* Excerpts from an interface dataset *

Start of Block

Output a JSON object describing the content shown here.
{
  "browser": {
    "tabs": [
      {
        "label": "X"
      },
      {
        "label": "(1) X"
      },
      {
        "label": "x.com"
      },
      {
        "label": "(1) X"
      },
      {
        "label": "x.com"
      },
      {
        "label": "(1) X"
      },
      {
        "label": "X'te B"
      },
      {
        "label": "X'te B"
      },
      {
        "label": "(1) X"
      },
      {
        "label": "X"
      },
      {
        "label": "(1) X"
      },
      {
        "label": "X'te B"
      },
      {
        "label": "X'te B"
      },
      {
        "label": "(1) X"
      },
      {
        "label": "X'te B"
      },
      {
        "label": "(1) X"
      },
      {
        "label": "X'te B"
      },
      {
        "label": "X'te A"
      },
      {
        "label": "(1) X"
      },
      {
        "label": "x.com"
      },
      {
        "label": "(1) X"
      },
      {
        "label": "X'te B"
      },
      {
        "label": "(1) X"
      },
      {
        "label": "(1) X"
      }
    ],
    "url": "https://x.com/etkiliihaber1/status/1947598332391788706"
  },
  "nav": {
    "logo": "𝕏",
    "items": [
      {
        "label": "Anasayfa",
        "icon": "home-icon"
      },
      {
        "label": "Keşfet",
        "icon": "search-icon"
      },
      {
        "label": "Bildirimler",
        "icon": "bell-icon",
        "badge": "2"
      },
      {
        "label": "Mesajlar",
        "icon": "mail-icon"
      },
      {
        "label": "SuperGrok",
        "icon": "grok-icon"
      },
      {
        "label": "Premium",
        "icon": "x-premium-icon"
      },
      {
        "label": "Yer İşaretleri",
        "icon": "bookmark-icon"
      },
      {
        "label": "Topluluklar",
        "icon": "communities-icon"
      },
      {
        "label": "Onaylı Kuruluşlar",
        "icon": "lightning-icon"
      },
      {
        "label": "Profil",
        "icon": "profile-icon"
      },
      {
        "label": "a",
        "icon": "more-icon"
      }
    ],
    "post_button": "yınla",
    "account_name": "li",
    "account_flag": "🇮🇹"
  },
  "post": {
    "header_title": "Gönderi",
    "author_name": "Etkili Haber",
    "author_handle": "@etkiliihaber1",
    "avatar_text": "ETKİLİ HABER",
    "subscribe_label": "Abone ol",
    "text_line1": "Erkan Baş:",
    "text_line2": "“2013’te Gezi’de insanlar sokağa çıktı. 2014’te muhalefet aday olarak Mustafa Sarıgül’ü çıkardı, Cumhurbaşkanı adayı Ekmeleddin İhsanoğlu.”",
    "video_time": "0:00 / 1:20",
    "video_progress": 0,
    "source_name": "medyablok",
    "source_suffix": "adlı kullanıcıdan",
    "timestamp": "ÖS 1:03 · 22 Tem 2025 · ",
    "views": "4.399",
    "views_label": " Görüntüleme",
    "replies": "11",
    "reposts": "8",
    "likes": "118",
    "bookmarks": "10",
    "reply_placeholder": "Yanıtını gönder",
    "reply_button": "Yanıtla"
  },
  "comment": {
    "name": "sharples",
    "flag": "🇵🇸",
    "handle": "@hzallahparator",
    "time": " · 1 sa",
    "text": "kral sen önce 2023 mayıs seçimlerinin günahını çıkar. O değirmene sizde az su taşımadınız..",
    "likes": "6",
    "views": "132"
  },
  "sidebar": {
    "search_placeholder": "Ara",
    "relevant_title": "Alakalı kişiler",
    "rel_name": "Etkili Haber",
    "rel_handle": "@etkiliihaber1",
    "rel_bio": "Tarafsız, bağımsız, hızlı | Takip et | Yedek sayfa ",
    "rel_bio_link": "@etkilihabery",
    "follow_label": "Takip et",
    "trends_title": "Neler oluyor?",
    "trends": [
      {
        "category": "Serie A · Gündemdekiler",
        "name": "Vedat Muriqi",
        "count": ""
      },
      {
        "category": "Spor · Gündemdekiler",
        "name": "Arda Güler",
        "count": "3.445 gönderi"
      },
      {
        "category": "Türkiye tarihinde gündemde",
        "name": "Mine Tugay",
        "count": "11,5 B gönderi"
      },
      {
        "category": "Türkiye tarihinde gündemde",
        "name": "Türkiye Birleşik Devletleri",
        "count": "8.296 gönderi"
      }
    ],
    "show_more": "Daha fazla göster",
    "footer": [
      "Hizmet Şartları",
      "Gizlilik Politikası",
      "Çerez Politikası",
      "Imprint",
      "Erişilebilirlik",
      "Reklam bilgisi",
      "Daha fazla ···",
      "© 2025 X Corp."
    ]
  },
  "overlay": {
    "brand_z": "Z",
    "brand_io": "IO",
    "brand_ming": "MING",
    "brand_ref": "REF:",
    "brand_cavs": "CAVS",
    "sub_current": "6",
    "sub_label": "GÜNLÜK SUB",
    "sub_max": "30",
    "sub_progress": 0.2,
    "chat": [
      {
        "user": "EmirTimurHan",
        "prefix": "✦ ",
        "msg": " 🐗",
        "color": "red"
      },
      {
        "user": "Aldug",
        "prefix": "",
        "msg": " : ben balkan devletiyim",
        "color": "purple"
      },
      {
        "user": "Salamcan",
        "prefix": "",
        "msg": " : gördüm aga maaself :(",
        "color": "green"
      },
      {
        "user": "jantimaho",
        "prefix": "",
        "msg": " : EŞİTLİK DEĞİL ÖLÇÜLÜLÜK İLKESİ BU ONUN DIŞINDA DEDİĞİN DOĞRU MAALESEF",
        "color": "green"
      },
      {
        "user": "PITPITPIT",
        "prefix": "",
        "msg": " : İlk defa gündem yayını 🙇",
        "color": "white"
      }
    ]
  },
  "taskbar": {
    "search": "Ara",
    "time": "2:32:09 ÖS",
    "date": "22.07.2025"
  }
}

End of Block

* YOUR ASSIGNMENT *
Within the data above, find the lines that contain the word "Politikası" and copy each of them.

* OUTPUT OF THE EXERCISE *
      "Gizlilik Politikası",
      "Çerez Politikası",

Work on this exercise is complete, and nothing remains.